In the run up to Hawthorne Heights‘ b-sides collection, ‘Lost Frequencies’, both My Chemical Romance reunited and Creeper returned to the forefront; all reminding us that emo culture is far from dead.
‘Lost Frequencies’ follows 2018’s full-length release of a similar title from the Ohio-native outfit, ‘Bad Frequencies’, and consists of tracks unreleased in its gnarly predecessor, along with some of them being reimagined altogether.
‘Hard To Breathe’ poses a warm, punky welcome to the release that reeks of pop-punk traits, both legendary and overplayed. The slightly distorted guitars of JT Woodruff and Mark McMillon, coupled with Chris Popadak‘s stomping drums, muffle together in a breezy haze that is both generically comforting and tiresome. Granted, ‘Hard To Breathe’ is boppy and peaks in all the right places, but it sets this album up to be a little same-y.
The introduction to ‘Pink Hearts’ introduces a new tone to the effort that once appeared to refrain from experimentation, trickling Owl City-esque synth notes and electronic beats behind the slow words of Woodruff. This track throws up a misty sea spray that coaxes us into believing that this album is more diverse than it actually proves to be.
‘No Surrender’ follows, pummelling back into the pop-punk territory that’s bordering on boring by the second half of this effort. Hawthorne Heights appear to rely too heavily on electric hooks at this point, proving that this album would have probably been received better in the earlier years of this century. They are trying to pump a new lease of life into a stagnating genre.
There are elements of this release that are somewhat charming, as ‘Pet Sematary’ is more of a concept piece than a band trying way too hard to ignite sweaty crowds. The spooky, crunchy elements of the song and Matt Ridenour‘s bass are, however, sadly its only strengths. The verses are monotonous and carry the same spoken tone as the likes of early Blink-182, who were big in the early 2000s for a reason – their evolution – but the same cannot necessarily be said for this quartet.
The album’s conclusion sadly continues to do nothing to excite. ‘Butterflies’ simmers down to create a sense of reflection, but instead falls somewhat flat and has a dull conveyance.
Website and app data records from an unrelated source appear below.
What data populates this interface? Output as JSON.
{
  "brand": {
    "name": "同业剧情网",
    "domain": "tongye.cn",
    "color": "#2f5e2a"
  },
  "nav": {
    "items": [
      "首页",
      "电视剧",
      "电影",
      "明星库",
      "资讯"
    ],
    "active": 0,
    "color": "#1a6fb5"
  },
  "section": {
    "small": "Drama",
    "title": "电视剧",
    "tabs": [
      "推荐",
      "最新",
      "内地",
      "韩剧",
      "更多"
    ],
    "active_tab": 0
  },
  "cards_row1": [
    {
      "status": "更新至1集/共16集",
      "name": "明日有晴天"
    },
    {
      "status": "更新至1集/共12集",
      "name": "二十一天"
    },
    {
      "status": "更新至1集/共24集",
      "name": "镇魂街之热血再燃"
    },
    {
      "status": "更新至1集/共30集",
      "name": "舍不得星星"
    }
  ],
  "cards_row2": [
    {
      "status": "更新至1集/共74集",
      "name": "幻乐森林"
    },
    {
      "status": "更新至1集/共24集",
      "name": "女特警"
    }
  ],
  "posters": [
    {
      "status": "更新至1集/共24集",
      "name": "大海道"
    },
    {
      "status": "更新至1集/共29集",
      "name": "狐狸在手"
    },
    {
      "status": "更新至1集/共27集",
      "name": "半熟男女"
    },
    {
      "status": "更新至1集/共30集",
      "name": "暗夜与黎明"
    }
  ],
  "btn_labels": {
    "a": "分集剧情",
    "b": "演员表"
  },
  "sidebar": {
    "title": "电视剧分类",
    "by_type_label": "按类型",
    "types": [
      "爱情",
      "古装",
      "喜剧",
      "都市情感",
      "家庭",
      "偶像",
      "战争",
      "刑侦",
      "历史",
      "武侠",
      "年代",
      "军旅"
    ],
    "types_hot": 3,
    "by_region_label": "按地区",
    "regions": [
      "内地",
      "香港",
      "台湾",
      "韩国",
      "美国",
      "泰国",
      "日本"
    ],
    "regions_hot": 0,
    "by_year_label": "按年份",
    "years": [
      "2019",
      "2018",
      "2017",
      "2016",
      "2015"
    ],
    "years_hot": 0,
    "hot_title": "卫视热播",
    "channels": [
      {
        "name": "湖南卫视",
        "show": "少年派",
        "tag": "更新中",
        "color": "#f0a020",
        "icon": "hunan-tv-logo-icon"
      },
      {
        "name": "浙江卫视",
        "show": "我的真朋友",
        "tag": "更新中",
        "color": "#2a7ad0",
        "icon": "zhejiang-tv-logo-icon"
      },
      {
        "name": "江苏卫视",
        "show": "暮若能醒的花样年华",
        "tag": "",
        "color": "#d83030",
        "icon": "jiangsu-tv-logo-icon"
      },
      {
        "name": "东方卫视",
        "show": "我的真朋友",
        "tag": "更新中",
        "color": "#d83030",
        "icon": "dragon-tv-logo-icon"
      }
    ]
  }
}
Hawthorne Heights may have a multitude of chart accomplishments under their belts, but this release poses the question of whether ‘Bad Frequencies’ would’ve been more greatly appreciated if left alone.